Also, if Maggie and her buddies really believed in the right of religion to be exercised without the interference of the state, she and her friends would tell the state to get out of the way and just let churches decide who gets married. It ought to be painfully obvious to all concerned that the only justifiable reason a state has to oversee marriage is because the state is the ultimate enforcer of contracts. The state, though, is not a religious institution and should have no interest in wedlock as a "sacred institution." The sacramental nature of an act should be left up to churches only. (This wouldn't, no matter what Santorum says, make marrying an animal or your a child legal, because neither are legally able to consent to legally binding contracts. It also wouldn't legalize polygamy, because, if we treat marriage just like any other legal contract, then we would see that we are making an agreement with the other person to be legally committed to one another.
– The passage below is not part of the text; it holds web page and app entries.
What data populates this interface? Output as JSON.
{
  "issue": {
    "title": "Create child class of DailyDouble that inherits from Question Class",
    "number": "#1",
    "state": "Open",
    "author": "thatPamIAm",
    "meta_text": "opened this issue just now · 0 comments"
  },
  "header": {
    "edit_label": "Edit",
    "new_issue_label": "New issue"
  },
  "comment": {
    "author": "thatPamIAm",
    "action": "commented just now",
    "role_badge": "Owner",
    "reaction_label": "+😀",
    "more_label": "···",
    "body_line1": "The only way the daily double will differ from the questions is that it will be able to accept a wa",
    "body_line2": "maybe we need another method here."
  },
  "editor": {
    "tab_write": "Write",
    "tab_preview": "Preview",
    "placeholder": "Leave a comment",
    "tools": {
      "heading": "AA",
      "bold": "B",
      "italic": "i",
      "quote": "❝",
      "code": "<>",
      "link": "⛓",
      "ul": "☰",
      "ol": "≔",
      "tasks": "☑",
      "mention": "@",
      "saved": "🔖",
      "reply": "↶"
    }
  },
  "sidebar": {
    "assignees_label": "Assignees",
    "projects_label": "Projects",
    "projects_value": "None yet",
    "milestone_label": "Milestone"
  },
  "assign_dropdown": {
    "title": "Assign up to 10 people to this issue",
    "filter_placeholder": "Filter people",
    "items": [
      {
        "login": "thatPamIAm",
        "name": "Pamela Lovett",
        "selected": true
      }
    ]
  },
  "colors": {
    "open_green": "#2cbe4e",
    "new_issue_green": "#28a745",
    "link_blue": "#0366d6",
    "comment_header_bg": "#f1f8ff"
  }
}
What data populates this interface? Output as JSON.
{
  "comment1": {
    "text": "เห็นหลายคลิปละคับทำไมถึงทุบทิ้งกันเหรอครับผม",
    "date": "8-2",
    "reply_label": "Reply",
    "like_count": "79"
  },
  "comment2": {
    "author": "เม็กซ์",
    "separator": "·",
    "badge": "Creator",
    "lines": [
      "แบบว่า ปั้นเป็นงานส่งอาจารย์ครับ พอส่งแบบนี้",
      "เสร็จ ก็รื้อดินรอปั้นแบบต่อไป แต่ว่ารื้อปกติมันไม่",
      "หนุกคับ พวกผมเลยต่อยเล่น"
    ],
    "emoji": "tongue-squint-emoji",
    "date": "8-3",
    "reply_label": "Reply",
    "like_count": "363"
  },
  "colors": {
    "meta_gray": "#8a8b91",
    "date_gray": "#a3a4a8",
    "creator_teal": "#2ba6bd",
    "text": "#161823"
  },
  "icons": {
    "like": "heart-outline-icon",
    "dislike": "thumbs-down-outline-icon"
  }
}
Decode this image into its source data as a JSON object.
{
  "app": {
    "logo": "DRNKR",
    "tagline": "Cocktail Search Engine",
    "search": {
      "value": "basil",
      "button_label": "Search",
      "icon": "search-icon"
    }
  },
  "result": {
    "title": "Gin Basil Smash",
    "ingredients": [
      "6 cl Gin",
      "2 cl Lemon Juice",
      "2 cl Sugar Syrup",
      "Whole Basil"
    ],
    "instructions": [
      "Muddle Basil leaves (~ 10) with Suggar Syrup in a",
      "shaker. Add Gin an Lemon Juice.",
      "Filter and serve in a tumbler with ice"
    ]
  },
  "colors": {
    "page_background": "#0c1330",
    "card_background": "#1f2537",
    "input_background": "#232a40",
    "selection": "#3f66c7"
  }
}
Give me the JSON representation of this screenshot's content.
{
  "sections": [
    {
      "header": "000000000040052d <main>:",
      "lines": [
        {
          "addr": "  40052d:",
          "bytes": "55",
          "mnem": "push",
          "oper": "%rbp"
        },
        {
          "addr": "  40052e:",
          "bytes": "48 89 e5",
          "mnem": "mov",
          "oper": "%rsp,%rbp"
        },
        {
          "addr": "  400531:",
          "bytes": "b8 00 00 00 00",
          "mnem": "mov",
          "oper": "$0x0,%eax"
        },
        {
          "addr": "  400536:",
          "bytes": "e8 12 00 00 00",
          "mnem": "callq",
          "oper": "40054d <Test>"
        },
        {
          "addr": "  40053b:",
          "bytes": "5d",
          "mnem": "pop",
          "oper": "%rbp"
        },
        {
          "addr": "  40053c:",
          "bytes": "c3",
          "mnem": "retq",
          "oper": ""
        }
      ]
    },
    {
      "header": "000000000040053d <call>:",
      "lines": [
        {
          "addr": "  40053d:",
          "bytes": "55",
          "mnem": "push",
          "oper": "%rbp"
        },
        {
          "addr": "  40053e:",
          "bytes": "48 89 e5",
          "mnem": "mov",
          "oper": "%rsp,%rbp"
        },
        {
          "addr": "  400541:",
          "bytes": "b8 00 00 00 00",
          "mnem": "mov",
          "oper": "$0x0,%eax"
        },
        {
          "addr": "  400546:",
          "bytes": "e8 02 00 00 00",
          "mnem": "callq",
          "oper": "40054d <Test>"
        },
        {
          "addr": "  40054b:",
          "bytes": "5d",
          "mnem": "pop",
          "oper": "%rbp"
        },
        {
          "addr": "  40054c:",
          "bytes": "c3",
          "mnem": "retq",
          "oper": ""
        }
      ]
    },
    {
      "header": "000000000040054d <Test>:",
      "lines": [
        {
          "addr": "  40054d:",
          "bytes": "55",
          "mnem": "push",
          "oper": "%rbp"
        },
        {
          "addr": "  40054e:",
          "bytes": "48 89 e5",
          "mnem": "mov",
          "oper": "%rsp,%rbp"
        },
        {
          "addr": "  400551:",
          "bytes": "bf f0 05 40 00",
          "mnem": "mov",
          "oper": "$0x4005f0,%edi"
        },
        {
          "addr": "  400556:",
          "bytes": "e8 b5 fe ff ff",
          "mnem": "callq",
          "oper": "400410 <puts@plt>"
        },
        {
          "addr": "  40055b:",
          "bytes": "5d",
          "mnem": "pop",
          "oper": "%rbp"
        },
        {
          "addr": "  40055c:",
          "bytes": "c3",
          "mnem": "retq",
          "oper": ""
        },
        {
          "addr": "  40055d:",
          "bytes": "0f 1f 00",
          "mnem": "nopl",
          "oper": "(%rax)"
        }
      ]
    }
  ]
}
I can't sell my house to two separate parties, why would I be allowed to legally give my life to two different people?)

There is also a hypocrisy inherent in any argument that argues for keeping gay marriage illegal in order to protect a "social ideal," but doesn't, at the same time, argue for the criminalization of divorce; the closing of quickie Vegas-style wedding chapels; legally forbidding cohabitation; or the outlawing of out of wedlock births. What Maggie's saying is that two people who love each other and what to commit to that love aren't allowed because of their sex, but it's just fine if Joe marries Mary after a single night of drining in Tahoe, divorces her later, leaving her to move in with Bill and get pregnant. Where is the ideal represented in that completely legal burlesque?

Finally, though, there is a problem with the very argument Maggie is espousing. She's saying it's necessary to have a mother and a father to raise a child. I agree with her to the point that I don't think one person can raise a child completely on his or her own -- not well, anyway -- but I would argue that the reasons that children who come from homes with heterosexual married parents are somewhat happier has less to do with the home itself than it does to do with what happens when they leave that home. Recently, Bill Bennett argued that there must be something wrong with homosexuality, because so many gays say they wouldn't choose that lifestyle if the choice was theirs to make. Bill didn't realize, as Maggie doesn't, that gays don't usually have a problem being gay, but dealing with assholes like Bill Bennett. The son of a friend tried to commit suicide in high school when he realized he was gay. He didn't try to die because of a personal shame, but because he knew he was going to have to deal with all sorts of Bennett clones who would love nothing more than to make his life a living hell. So, if Maggie and Bill really gave a damn about kids, they would work not on trying to enforce stigmas, but by helping to erase them.


Post a Comment

<< Home